Silent Sam may no longer be standing on the University of North Carolina at Chapel Hill campus, but activist Maya Little says the fight is far from over.
Little defaced the Confederate monument earlier this year with red paint and her own blood and faces criminal charges for her actions. In the aftermath of the statue’s toppling, Little says the empty pedestal speaks to the anger and agency of the activists.
Host Frank Stasio speaks with UNC history doctoral student Maya Little about her involvement in Monday night’s events, her reflections on the power of protesters and her criminal charges.
On the power of the movement against Confederate monuments:
It’s been direct action and community solidarity and people taking these things into their own hands which has changed the landscape. And that’s not just in Chapel Hill. That’s in Durham, that's in Charlottesville, that’s in Portland. That’s been people taking to the streets marching against fascism, marching against institutional white supremacy, marching into the forces that deny us our dignity.
On the long history of action against Silent Sam:
This movement has been 50 years in the making. There've been so many protests of students —black student activists, workers and community members — against this statue and against white supremacy at UNC. And the administration has never responded. When students have said: We’re in pain. This statue is causing us direct harm. The people who gather around this statue are dangerous, and they call for us to be lynched. The university didn’t respond. The only time the university has responded has been to harass, surveil and target anti-racist activists.
On what should happen now in McCorkle Place:
I’ve heard a lot of different takes on that. I mean for one, it is now a historical place itself. The pedestal — completely empty now — has a lot of meaning too. [It] has now become a historic moment as well. I think the empty pedestal is something we can remember. People have stopped and stared at this empty plinth where a couple days ago a 20-foot-tall smirking armed Confederate soldier stood.
On the criminal charges and expulsion she still faces:

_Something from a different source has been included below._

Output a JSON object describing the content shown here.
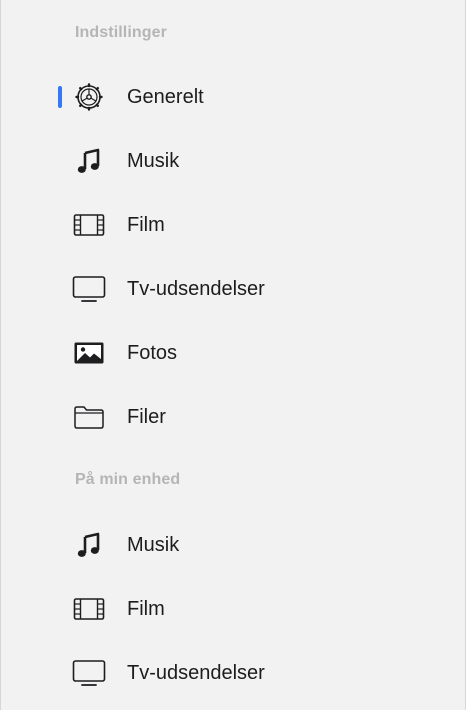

In terms of what I’m facing for my honor court charges, I could be expelled by the university for, apparently, actions unbecoming of a UNC affiliate. I don’t think standing against a racist monument is actions unbecoming a UNC affiliate. That’s not the UNC I want to be at. In regards to my criminal case, the maximum punishment I’m facing is 60 days in jail … When it comes to the criminal charges, I mean this is in Orange County. This is very interesting because the Orange County court system also has a history of being incredibly reactive to black activism.